I refuse to be friendly with people who think Heathenry is only open to the “right” kind of people. I refuse to be civil with people who advocate for harm to marginalized racial, ethnic and religious groups. I will not tolerate anyone supporting an ideology that endangers LGBT+ people, or who think gender roles are a rigid and non-negotiable truth. (Because they’re not.) I have absolutely no patience for people who cannot accept that disability is going to be something they’ll just have to deal with seeing in their lives. They’re in the wrong faith anyway, with our one-eyed and one-handed gods.
But it’s not enough to just say so. An inclusive stance is a reflection of your ethics, and any ethical stance without a standard of behavior and action to back it up loses its legitimacy. This is literally a fundamental rule of ethics. A non-prescriptive philosophy is an inactionable philosophy, and therefore useless.
Which is to say, you don’t simply make that announcement of inclusivity, or sign Declaration 127, and call it a day. Any kind of real change takes more time and work than just saying you’re safe. It’s a start. But you have to prove that. If you want to be trusted, you have to accept that people will distrust you until their concerns are satisfactorily addressed.
And I’m not saying you have to go physically fight people–diversity of tactics has a vital place. The point is, do what you are capable of, but do something.
We have a responsibility, as inclusivist Heathens, to vet people carefully.

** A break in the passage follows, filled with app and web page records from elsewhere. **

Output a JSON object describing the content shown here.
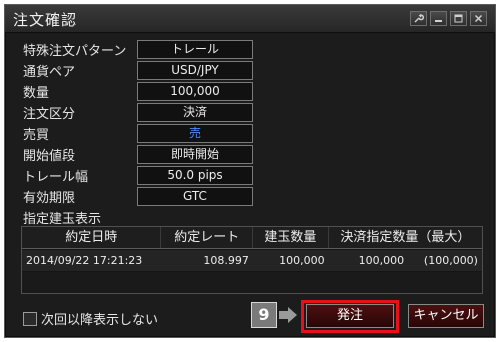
{
  "window": {
    "title": "注文確認"
  },
  "details": [
    {
      "label": "特殊注文パターン",
      "value": "トレール"
    },
    {
      "label": "通貨ペア",
      "value": "USD/JPY"
    },
    {
      "label": "数量",
      "value": "100,000"
    },
    {
      "label": "注文区分",
      "value": "決済"
    },
    {
      "label": "売買",
      "value": "売"
    },
    {
      "label": "開始値段",
      "value": "即時開始"
    },
    {
      "label": "トレール幅",
      "value": "50.0 pips"
    },
    {
      "label": "有効期限",
      "value": "GTC"
    }
  ],
  "positions": {
    "section_title": "指定建玉表示",
    "headers": [
      "約定日時",
      "約定レート",
      "建玉数量",
      "決済指定数量（最大）"
    ],
    "rows": [
      {
        "datetime": "2014/09/22 17:21:23",
        "rate": "108.997",
        "qty": "100,000",
        "settle": "100,000",
        "settle_max": "(100,000)"
      }
    ]
  },
  "footer": {
    "checkbox_label": "次回以降表示しない",
    "step_number": "9",
    "order_button": "発注",
    "cancel_button": "キャンセル"
  },
  "colors": {
    "background": "#1c1c1c",
    "sell": "#4d8dff",
    "highlight": "#e8101a",
    "button": "#3a0a0a"
  },
  "icons": {
    "titlebar": [
      "wrench-icon",
      "minimize-icon",
      "maximize-icon",
      "close-icon"
    ]
  }
}
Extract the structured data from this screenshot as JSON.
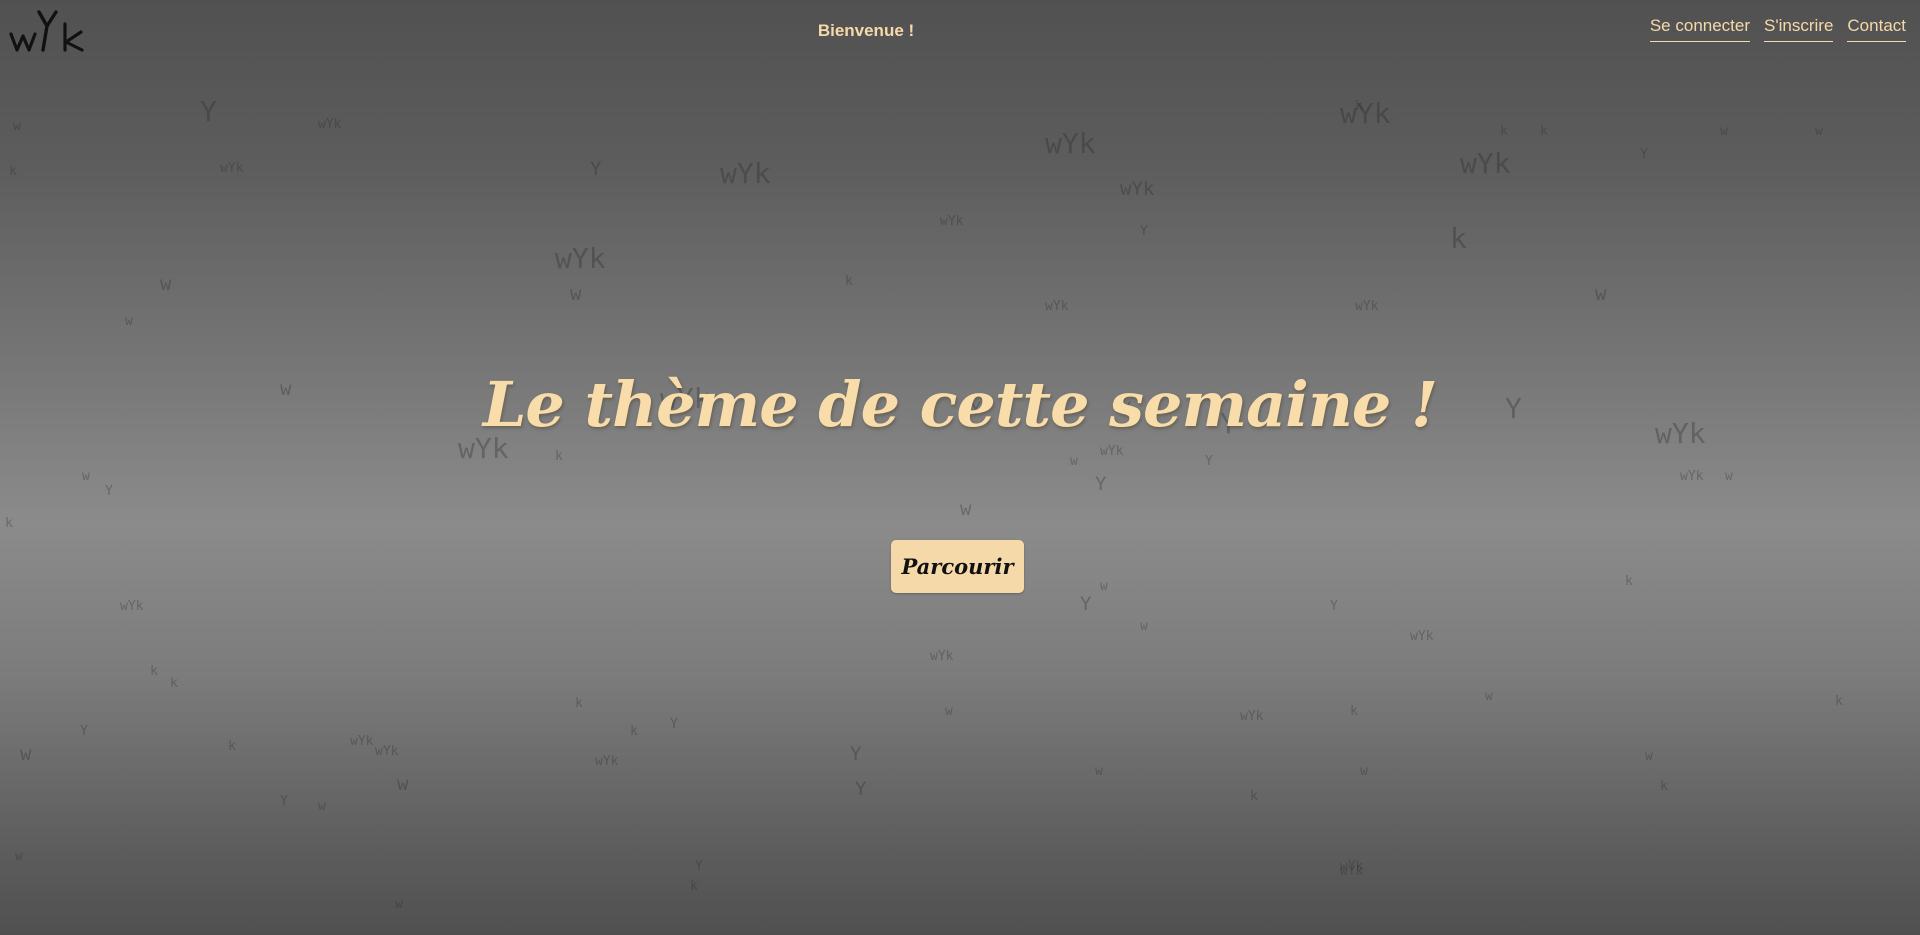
{
  "header": {
    "logo_text": "wYk",
    "welcome": "Bienvenue !",
    "nav": [
      {
        "label": "Se connecter"
      },
      {
        "label": "S'inscrire"
      },
      {
        "label": "Contact"
      }
    ]
  },
  "hero": {
    "title": "Le thème de cette semaine !",
    "button_label": "Parcourir"
  },
  "background_letters": [
    "w",
    "Y",
    "k",
    "wYk"
  ],
  "colors": {
    "accent": "#f5d9a9",
    "background_dark": "#515151",
    "background_light": "#8b8b8b",
    "logo": "#111111"
  }
}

And then keep paying attention. It’s tiring. It takes time and effort. I keep an eye on people for several days or dig through months worth of their content before I reach out to them. I’m more obsessive about it, because I didn’t trust my judgement before. But it’s not unreasonable to spend 10 minutes skimming someone’s online trail to see what turns up. It really does need to be done.
It’s not just the Asatru Folk Assembly and Odinic Rite contributing to the problem, because not every racist or hateful Heathen is affiliated with them. Some of them are still hanging on in organizations that would love to think they’re progressive. And not all contributions to a problem are morally equivalent, either. Idealogical Puritanism is a destructive mentality that shuts out imperfect but promising allies, and misguided people who could be easily redirected. But it behooves us to know what’s going on, and what people’s concerns are, so we can address them effectively.
And the big thing is white supremacy. If we don’t learn to recognize it, we let them network unchecked and continue to use Heathenry as a weapon. And it’s vital to remember that white supremacy is a value of the dominant culture and we all get trained to participate–if we don’t examine our own selves, and each other, we will end up perpetuating it. If we unwittingly broadcast that message, not knowing the underlying meaning, we help the more obviously aggressive and dangerous white supremacists do this. If we do not take the time to consider the source of our information, and we repeat standard white supremacist rhetoric, we become an active participant.
And people cannot trust us, though that’s among the lesser of our problems.
People won’t want to be part of our supposedly inclusive faith if we don’t work to make sure they feel welcome. If we boost messages from the racist contingent, intentionally or not, people won’t be able to tell who can actually be approached. If we let racists into the same spaces and events as marginalized people who are curious about, or already practicing our faith, we are enabling the former and endangering the latter. If we don’t make the effort to prove that we don’t tolerate that behavior, we can only blame ourselves if people don’t trust us. If we make it about ourselves, we’re failing to walk our talk.
When we create Heathen spaces, we take on the role of hosts. Our job is to set a nice table and give visitors somewhere comfortable to settle in.
Inviting people in without meeting their needs does not include them. It ultimately imposes upon them. And that’s bad hospitality.